I remember being in a setting where the players were against some nasty oozes with various hints that more oozes were to come so I gave them an acid immune hammer that was bane: ooze. They promptly sold the hammer and bought some really dumb sword that probably dealt electric damage or something because "I don't have weapon focus for this".
Then I unleashed the black puddings and they were mad at me "How could throw something against us like this!?" they said taking 2d6 constrict and 2d6 acid every turn.
I don't care. You walk all over my items my monsters will walk all over you, you decision'd yourself into a hole and now you will deal with it.
GMs note: That sword was completely dissolved by said ooze in about 3 rounds.
The spell works, I think it's asinine to think a spell gives you dry technical 'game' information. If you bother to read the rules you'll see that the spell had a lot of conditional modifiers. I'm sorry that "you have to be careful and use you brain about this" instead of "I brute force algorithm my 1800-dial-a-god gimmick" offends your delicate player senses.
This logic is just as bad as "I use magic missile, everything is a glass crater now right, thats how missiles work"
I always thought that polymorphing does not inheritly ping as magical. Like if you saw a druid as a cat in a (plural term goes here) of other cats and you detected magic they'd all look the same.
If the druid had magical items on them then they'd still ping because those items effects are still in effect.
I've always ruled that illusions also do not ping as magical because it's part of the nature of the spell to mislead.
Most of my games are like "How does X work?" and then we argue between the mechanics of 3/3.5/PF like we're talking about the same game.

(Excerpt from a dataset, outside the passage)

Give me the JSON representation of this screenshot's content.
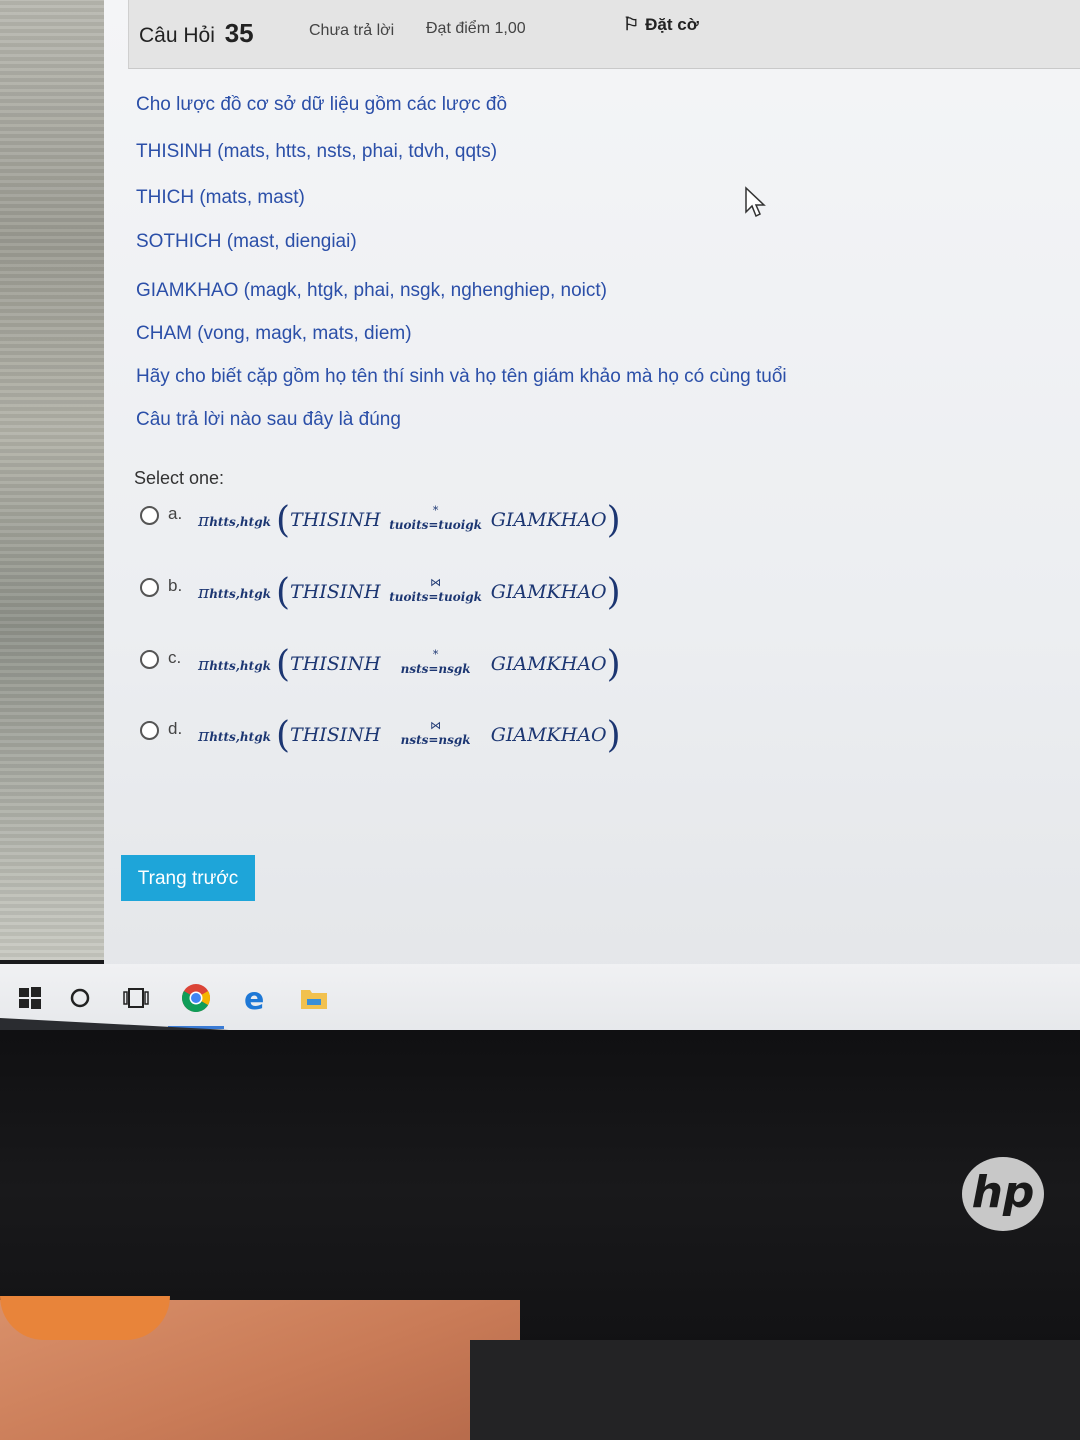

So yeah. I'd rather it remain PF though because as much as PF is a horrid accretion of mechanics and dumb rules about jumping pits it is much faster and simpler than it's parents.